> [WORK TASK]: Using the data below, copy every line that contains the word "with".

> [TASK MATERIAL]:
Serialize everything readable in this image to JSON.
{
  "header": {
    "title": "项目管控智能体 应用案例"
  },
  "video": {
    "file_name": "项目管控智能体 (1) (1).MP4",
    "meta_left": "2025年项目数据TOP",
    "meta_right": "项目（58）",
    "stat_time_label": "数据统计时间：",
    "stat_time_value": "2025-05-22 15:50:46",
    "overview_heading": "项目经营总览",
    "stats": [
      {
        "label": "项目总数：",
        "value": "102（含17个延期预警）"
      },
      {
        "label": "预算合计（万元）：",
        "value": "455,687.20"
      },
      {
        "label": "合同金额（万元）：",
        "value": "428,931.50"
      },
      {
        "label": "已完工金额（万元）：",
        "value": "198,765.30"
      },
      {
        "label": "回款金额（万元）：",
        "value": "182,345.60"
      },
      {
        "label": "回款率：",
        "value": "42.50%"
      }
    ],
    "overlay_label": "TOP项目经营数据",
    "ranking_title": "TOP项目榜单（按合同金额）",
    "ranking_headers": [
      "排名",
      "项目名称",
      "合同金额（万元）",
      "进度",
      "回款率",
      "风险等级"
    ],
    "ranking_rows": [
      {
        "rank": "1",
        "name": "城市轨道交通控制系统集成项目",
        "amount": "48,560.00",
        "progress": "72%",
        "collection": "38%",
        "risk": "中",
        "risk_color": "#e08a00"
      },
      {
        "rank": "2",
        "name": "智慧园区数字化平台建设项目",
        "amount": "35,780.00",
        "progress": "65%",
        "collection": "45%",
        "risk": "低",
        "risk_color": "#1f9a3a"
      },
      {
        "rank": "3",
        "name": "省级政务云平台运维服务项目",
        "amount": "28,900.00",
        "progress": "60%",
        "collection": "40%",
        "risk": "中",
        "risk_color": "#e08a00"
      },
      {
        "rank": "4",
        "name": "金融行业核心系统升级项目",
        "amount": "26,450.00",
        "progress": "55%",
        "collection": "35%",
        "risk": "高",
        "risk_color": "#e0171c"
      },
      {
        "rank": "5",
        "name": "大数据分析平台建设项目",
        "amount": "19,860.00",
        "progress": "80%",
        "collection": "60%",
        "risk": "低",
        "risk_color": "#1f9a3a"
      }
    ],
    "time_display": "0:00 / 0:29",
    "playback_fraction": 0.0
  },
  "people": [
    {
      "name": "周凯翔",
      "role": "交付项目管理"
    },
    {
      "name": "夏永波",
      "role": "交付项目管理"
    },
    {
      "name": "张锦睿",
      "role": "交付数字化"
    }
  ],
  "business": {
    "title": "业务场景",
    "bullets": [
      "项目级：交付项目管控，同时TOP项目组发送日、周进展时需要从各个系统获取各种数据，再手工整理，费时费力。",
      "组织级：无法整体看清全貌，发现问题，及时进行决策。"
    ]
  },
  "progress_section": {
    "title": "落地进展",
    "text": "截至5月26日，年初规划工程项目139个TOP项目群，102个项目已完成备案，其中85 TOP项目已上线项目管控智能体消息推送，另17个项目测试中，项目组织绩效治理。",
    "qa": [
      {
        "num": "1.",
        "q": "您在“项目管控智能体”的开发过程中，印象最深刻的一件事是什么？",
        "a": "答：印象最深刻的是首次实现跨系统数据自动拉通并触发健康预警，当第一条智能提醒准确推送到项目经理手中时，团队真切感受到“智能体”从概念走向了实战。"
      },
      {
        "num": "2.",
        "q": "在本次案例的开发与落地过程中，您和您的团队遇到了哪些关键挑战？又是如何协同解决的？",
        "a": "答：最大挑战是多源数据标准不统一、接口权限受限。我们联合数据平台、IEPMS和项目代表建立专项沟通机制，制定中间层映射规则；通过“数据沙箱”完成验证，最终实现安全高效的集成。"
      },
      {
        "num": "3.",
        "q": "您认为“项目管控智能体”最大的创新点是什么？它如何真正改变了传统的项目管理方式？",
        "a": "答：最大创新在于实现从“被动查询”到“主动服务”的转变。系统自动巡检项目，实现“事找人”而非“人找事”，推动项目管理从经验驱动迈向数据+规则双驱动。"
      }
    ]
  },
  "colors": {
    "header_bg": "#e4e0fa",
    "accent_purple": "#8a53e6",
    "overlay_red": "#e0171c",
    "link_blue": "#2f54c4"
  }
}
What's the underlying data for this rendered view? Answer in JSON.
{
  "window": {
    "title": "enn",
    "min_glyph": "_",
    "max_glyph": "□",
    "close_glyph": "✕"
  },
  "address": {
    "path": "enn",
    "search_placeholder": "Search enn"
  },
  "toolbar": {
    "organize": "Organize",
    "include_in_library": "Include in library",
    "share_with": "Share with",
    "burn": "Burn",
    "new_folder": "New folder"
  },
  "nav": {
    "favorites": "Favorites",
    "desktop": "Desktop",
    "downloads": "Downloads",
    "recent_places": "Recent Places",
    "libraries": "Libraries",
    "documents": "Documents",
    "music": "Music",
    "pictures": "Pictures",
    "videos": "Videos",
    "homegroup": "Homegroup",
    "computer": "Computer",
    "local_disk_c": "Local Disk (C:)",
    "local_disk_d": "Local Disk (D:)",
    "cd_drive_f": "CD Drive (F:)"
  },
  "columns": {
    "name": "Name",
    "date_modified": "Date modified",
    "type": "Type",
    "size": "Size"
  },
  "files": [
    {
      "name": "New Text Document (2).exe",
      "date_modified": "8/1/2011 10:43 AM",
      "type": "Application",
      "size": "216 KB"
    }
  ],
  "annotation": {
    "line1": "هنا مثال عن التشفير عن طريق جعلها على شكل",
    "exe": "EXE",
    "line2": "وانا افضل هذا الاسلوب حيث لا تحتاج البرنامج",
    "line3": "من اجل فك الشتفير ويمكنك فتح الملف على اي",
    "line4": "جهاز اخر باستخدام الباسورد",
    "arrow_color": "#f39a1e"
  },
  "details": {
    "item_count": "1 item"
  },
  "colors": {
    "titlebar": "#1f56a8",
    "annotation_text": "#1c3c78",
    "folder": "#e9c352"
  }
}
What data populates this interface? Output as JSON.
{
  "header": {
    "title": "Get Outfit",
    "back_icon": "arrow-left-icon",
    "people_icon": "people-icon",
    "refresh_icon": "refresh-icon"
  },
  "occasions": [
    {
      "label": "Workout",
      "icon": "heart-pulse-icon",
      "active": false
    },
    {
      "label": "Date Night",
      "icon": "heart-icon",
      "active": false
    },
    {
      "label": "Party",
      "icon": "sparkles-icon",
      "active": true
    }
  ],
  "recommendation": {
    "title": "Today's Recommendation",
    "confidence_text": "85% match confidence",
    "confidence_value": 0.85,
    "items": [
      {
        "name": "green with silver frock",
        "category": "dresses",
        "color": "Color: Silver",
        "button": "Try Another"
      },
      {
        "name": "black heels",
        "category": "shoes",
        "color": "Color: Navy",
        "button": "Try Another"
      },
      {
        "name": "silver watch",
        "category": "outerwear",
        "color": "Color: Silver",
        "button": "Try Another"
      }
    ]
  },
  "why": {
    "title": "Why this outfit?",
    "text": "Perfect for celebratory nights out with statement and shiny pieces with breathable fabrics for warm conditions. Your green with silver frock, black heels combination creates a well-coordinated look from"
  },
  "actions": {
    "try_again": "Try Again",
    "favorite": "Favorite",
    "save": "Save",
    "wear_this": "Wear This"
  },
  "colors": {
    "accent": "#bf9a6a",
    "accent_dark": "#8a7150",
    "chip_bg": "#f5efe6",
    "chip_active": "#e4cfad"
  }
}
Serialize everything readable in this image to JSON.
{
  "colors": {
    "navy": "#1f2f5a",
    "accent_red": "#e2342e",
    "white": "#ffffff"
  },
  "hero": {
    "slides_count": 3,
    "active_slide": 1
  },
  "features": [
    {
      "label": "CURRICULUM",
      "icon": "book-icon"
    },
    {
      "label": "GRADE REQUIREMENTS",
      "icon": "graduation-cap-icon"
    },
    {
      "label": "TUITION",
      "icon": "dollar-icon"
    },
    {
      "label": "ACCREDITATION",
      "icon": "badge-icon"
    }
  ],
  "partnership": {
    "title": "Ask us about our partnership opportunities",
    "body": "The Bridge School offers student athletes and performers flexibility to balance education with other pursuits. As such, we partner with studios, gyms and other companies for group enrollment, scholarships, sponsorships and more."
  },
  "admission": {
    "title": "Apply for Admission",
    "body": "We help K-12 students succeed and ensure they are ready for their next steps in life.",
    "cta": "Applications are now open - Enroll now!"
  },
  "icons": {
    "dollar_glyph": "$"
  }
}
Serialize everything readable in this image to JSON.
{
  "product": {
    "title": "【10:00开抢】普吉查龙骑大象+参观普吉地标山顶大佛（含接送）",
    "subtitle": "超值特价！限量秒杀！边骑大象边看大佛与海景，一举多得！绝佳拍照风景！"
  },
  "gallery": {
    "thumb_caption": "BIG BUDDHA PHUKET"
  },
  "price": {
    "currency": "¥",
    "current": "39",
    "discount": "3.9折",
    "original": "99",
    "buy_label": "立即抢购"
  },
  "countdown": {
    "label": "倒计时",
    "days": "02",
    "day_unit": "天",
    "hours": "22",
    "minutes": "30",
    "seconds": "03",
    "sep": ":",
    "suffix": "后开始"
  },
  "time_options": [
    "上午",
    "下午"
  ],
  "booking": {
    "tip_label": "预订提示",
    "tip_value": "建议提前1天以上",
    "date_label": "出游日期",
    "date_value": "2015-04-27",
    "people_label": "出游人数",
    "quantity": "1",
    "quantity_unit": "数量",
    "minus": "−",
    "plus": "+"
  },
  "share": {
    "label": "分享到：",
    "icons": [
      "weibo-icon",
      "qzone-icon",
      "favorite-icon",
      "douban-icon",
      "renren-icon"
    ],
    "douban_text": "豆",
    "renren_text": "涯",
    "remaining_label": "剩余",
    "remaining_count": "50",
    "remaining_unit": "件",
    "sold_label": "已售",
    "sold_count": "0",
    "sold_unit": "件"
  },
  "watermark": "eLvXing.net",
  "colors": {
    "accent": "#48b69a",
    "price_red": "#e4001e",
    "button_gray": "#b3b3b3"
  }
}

> [ANSWER AREA]:
    "share_with": "Share with",
        "name": "green with silver frock",
    "text": "Perfect for celebratory nights out with statement and shiny pieces with breathable fabrics for warm conditions. Your green with silver frock, black heels combination creates a well-coordinated look from"
    "body": "The Bridge School offers student athletes and performers flexibility to balance education with other pursuits. As such, we partner with studios, gyms and other companies for group enrollment, scholarships, sponsorships and more."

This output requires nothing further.